Doctors can use local anesthesia to accomplish many surgical procedures in medicine, but the standard of care is to provide deeper levels of anesthesia for many of these medical procedures. Nevertheless, patients can choose to be awake, as noted in this article from the NY Times. Local anesthesia is the norm for dental procedures. Coastal Pediatric Dental & Anesthesia can give you other options if you need more than just local anesthesia.

Sedation is a medically induced altered state of consciousness. In anesthesia, there’s a continuum ranging from minimal sedation to deep sedation and then general anesthesia. There is often significant confusion in dentistry regarding the levels of sedation and anesthesia. You may read the updated guidelines here: American Dental Association: 2016 Sedation Guidelines. It is important to note that these now coincide with the American Society of Anesthesiologists’ Continuum of Anesthesia.

Minimal sedation, previously called anxiolysis, includes nitrous oxide (laughing gas) and hypnosis techniques. The patient is still awake and needs minimal, if any, monitoring.

The doctor/dentist may give oral (enteral) or IV (parenteral) medications to achieve moderate sedation. They may also give nitrous oxide in conjunction with them.

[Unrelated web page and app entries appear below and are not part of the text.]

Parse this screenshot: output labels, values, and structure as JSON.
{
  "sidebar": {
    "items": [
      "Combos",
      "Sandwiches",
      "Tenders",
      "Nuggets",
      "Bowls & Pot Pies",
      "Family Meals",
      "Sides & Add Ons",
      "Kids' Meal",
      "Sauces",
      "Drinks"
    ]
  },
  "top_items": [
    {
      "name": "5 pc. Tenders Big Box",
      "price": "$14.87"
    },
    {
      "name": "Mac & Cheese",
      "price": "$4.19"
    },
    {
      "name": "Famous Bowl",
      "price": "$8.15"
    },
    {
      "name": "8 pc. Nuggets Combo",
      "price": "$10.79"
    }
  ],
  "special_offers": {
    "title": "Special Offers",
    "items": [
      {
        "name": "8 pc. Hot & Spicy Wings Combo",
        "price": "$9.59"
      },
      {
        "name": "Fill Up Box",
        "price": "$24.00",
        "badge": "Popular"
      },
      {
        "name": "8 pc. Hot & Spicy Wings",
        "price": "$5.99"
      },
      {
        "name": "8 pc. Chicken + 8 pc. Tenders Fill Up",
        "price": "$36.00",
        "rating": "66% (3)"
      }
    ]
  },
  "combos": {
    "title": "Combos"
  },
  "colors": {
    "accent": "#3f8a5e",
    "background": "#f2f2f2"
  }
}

The patient should be purposefully responsive to verbal or light stimulation. Many “sleep dentists” offer “Oral Conscious Sedation” or “IV Sedation”; however, patients under this type of anesthesia are supposed to be awake.

The doctor will give IV medications to achieve deep sedation. The patient needs careful monitoring, as supporting their breathing may be necessary. The patient should respond purposefully to repeated or painful stimulation. Deep sedation can be very effective when used in conjunction with local anesthesia.

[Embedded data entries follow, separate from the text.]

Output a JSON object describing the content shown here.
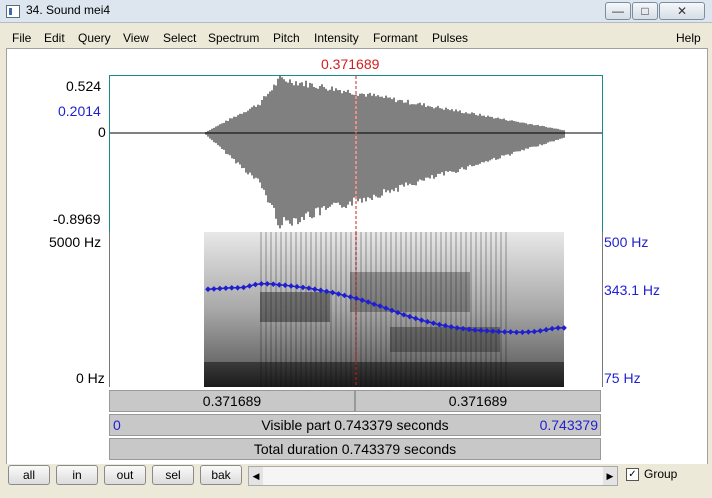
{
  "window": {
    "title": "34. Sound mei4",
    "min": "—",
    "max": "□",
    "close": "✕"
  },
  "menu": [
    "File",
    "Edit",
    "Query",
    "View",
    "Select",
    "Spectrum",
    "Pitch",
    "Intensity",
    "Formant",
    "Pulses"
  ],
  "menu_help": "Help",
  "cursor_time": "0.371689",
  "waveform": {
    "ymax": "0.524",
    "cursor_value": "0.2014",
    "zero": "0",
    "ymin": "-0.8969"
  },
  "spectrogram": {
    "freq_top": "5000 Hz",
    "freq_bottom": "0 Hz"
  },
  "pitch": {
    "top": "500 Hz",
    "current": "343.1 Hz",
    "bottom": "75 Hz"
  },
  "bars": {
    "left_time": "0.371689",
    "right_time": "0.371689",
    "visible_start": "0",
    "visible_label": "Visible part 0.743379 seconds",
    "visible_end": "0.743379",
    "total_label": "Total duration 0.743379 seconds"
  },
  "buttons": [
    "all",
    "in",
    "out",
    "sel",
    "bak"
  ],
  "group": {
    "label": "Group",
    "checked": "✓"
  },
  "colors": {
    "pitch": "#1f1fd0",
    "cursor": "#d01f1f",
    "wave_border": "#1a8a8a"
  },
  "pitch_track_hz": [
    343,
    344,
    345,
    346,
    347,
    347,
    348,
    352,
    356,
    358,
    358,
    357,
    355,
    354,
    352,
    350,
    348,
    346,
    343,
    340,
    337,
    334,
    330,
    326,
    322,
    318,
    313,
    308,
    302,
    297,
    291,
    285,
    279,
    273,
    268,
    263,
    258,
    254,
    250,
    246,
    243,
    240,
    237,
    235,
    233,
    231,
    230,
    229,
    228,
    227,
    226,
    226,
    225,
    225,
    226,
    227,
    229,
    232,
    235,
    237,
    237
  ],
  "pitch_range_hz": [
    75,
    500
  ]
}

General Anesthesia is what we think of when we think of having surgery at the hospital. Although it is often called “going to sleep,” it is actually much different.

General anesthesia is a medically induced unconscious state that is reversed when the surgical or dental procedure is completed. The patient has no awareness or memory of the procedure and is pain-free during its course. The anesthesiologist will continuously monitor the patient and may have to support the patient’s airway and cardiovascular functions.

Anesthesiologists often mix a combination of local (or regional) anesthesia with inhalational and intravenous (IV) agents to produce general anesthesia. This is called a balanced technique, which helps reduce the side effects of each of the drugs used. Coastal Pediatric Dental & Anesthesia uses short-acting, fast-emergence (SAFE) drugs so you can recover and go home quickly.

Check out Dr. Wong’s TED-Ed Lesson on Anesthesia, or watch Stephen Zeng’s Ted-Ed lesson below.